Right-Wing Hippie
1 month ago

Oh man, is it crisis season already? I need to buy a new wardrobe!

Michael Cazaly
Michael Cazaly
1 month ago

It’s ALWAYS crisis season, otherwise there’s nothing to “manage”, write about…etc..

For heaven’s sake man…don’t you know there’s a war on…and only a vote for (fill in the blank to one’s own taste…) will save the world…

Dr Illbit
Dr Illbit
1 month ago

What is the future of energy security in UK then?

Does anyone in SW1 have a coherent answer to this vital question for re-industrialisation and defence?

Or will we need yet another epic crisis to prompt action, as with everything that requires the boomer managerial class to search for compromise and resolution?

Caro
Caro
1 month ago
Reply to  Dr Illbit

JS answered you.. Re-industrialisation, defence? If the Germans are hamstrung what hope can SW1 sell you but MIC pipe-dreams? Are we not «in two epic crises»? «Compromise and resolution» seem modern anachronisms without the will for peace negotiations.

Jim Haggerty
Jim Haggerty
1 month ago
Reply to  Caro

The Germans hamstrung themselves by turning off the nuclear plants while France builds more….I guess nuclear fallout stops at the border…but wait the Germans buy power from France, and The Brits have the North Sea…The Dutch have Groningen gas field….These countries on trying to force the energy transition before the technology is there to support this immediate hurry to move off FF…all while China, India and Indonesia build more coal plants.. self inflicted madness

Andrew Wise
Andrew Wise
1 month ago
Reply to  Dr Illbit

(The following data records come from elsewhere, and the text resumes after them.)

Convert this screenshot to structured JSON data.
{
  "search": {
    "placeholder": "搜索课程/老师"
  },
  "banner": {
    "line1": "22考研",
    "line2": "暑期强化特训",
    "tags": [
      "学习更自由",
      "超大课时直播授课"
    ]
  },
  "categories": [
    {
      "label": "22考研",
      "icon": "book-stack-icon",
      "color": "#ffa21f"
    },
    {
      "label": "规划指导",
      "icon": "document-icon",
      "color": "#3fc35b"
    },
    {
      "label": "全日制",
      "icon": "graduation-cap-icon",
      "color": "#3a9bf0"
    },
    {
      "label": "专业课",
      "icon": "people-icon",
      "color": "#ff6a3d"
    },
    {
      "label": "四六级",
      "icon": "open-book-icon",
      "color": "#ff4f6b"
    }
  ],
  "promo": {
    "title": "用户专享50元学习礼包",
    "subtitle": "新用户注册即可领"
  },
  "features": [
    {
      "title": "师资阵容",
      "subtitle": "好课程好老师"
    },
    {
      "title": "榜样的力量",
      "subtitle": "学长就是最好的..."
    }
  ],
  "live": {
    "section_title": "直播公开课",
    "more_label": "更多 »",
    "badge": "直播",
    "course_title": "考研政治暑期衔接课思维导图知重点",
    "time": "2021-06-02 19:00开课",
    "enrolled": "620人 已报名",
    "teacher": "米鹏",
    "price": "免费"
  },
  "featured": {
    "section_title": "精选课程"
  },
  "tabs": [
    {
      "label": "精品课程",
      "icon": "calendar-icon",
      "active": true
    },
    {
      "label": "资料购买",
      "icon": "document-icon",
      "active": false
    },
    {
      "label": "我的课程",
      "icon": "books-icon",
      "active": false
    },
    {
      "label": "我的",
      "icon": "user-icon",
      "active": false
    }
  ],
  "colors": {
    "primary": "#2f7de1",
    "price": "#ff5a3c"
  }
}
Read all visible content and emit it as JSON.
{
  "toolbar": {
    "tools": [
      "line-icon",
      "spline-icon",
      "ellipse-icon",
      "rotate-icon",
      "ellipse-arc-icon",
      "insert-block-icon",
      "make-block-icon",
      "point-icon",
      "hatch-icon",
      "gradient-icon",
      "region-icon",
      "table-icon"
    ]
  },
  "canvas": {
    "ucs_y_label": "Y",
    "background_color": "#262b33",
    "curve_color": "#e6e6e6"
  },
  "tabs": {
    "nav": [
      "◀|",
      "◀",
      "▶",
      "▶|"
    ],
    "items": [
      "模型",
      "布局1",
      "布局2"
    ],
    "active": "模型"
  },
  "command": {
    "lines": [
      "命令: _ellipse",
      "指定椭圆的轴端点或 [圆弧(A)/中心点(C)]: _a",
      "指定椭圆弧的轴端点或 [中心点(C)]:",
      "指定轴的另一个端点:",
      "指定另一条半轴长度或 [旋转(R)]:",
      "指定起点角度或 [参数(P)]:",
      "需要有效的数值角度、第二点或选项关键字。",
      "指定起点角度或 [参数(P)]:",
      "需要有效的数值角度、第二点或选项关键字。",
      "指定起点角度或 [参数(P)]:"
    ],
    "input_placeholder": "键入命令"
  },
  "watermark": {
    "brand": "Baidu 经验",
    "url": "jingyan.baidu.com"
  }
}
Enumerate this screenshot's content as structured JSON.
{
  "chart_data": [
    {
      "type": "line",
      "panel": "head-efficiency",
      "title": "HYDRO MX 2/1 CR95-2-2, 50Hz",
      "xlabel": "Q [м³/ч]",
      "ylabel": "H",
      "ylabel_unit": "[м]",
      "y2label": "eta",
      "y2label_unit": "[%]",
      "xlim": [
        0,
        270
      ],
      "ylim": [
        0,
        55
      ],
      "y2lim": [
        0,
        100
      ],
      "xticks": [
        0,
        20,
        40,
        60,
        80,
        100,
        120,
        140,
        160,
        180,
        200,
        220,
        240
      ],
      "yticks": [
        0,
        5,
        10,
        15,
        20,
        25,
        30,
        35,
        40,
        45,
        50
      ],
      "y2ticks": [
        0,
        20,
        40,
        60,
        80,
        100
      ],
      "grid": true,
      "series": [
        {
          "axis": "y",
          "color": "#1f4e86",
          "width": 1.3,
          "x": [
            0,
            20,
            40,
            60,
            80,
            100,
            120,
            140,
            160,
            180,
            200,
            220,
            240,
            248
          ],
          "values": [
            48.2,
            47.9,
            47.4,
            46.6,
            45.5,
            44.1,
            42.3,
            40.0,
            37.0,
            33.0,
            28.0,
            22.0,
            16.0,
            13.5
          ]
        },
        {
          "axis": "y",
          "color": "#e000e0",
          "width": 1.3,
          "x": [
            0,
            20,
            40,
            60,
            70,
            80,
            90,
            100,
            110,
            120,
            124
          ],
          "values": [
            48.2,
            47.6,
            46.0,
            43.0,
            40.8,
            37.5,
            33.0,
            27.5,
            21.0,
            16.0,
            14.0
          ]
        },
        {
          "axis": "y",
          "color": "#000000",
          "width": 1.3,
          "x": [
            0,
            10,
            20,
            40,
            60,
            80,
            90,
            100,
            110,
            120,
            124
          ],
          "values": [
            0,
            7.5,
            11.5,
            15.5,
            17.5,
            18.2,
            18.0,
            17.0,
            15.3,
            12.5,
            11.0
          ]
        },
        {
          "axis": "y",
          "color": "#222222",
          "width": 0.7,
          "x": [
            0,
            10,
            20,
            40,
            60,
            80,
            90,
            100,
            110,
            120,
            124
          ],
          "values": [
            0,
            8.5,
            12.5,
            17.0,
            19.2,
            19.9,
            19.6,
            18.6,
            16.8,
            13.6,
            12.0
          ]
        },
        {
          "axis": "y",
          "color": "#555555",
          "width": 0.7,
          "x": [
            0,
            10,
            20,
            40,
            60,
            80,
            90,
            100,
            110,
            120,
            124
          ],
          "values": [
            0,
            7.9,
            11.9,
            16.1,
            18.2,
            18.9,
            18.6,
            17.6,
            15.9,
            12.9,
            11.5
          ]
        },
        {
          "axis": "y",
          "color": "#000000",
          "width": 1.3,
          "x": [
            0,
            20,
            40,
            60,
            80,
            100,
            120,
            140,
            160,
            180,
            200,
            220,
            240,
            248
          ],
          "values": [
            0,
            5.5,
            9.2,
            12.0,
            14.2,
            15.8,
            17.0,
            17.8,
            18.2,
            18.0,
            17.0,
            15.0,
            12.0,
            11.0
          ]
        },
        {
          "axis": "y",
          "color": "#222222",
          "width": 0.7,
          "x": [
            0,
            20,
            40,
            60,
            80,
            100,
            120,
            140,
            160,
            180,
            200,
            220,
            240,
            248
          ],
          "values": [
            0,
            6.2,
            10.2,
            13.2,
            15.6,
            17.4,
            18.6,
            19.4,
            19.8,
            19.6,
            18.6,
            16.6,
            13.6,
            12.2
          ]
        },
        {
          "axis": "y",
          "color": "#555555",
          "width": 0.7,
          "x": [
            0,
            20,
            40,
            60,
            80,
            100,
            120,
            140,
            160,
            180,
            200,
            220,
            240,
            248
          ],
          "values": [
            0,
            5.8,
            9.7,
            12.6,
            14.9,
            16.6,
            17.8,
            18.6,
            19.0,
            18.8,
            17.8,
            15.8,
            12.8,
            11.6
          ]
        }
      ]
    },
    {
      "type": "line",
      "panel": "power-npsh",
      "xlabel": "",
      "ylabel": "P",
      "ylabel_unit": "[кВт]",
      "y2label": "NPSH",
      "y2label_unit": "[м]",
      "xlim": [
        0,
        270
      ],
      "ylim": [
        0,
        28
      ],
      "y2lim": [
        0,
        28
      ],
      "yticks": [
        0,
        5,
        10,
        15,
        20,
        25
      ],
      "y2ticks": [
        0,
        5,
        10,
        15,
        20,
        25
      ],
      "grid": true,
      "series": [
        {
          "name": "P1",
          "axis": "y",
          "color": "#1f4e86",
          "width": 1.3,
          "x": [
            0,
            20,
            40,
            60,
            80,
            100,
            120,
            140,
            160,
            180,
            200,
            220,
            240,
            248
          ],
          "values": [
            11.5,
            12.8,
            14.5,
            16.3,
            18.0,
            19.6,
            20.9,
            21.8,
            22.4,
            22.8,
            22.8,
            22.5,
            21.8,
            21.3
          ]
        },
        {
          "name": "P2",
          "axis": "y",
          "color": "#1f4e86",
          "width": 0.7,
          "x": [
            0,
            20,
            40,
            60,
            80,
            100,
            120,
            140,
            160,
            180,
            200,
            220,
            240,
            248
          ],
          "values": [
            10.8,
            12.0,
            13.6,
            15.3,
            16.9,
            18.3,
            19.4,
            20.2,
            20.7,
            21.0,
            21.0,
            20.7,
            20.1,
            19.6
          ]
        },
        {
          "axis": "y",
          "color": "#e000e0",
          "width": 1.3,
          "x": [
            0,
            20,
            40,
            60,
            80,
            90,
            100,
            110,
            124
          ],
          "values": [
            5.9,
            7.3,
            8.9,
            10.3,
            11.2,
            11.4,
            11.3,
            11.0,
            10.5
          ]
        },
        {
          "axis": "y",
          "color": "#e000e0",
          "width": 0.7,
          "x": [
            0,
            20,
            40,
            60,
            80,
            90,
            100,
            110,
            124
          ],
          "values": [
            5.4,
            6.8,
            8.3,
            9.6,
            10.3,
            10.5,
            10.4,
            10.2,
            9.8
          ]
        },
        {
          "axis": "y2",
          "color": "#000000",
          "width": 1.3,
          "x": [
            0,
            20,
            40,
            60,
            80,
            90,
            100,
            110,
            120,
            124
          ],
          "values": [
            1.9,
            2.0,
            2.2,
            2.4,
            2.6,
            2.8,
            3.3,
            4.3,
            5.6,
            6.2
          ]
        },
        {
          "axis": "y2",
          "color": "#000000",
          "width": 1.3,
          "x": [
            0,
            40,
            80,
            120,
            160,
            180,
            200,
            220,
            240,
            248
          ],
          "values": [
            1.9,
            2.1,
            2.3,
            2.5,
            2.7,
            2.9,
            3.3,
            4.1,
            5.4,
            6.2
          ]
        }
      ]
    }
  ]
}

I admire your confidence that a UK re-industrialisation policy will be successful enough to trigger an increase in demand for energy. Especially if it’s run by SW1

Dr Illbit
Dr Illbit
1 month ago
Reply to  Andrew Wise

X_D

William Woods
William Woods
1 month ago

Surely the best solution for energy needs is nuclear? But oh no some lefties hate the idea of a successful energy grid so that won’t happen.

John Riordan
John Riordan
1 month ago
Reply to  William Woods

Strategically it is obvious and the activists who have successfully outlawed a general nuclear rollout ought to be in prison.

But it’s not a tactical answer to short term energy deficits.

J S
J S
1 month ago

The American empire will simply make more money off its vassals, selling LNG through terminals in Greece, etc.

Jim Haggerty
Jim Haggerty
1 month ago
Reply to  J S

Maybe if Germany hadn’t turned off their nuclear plants then they wouldn’t need to buy Russian or US LNG but this is America’s fault….sure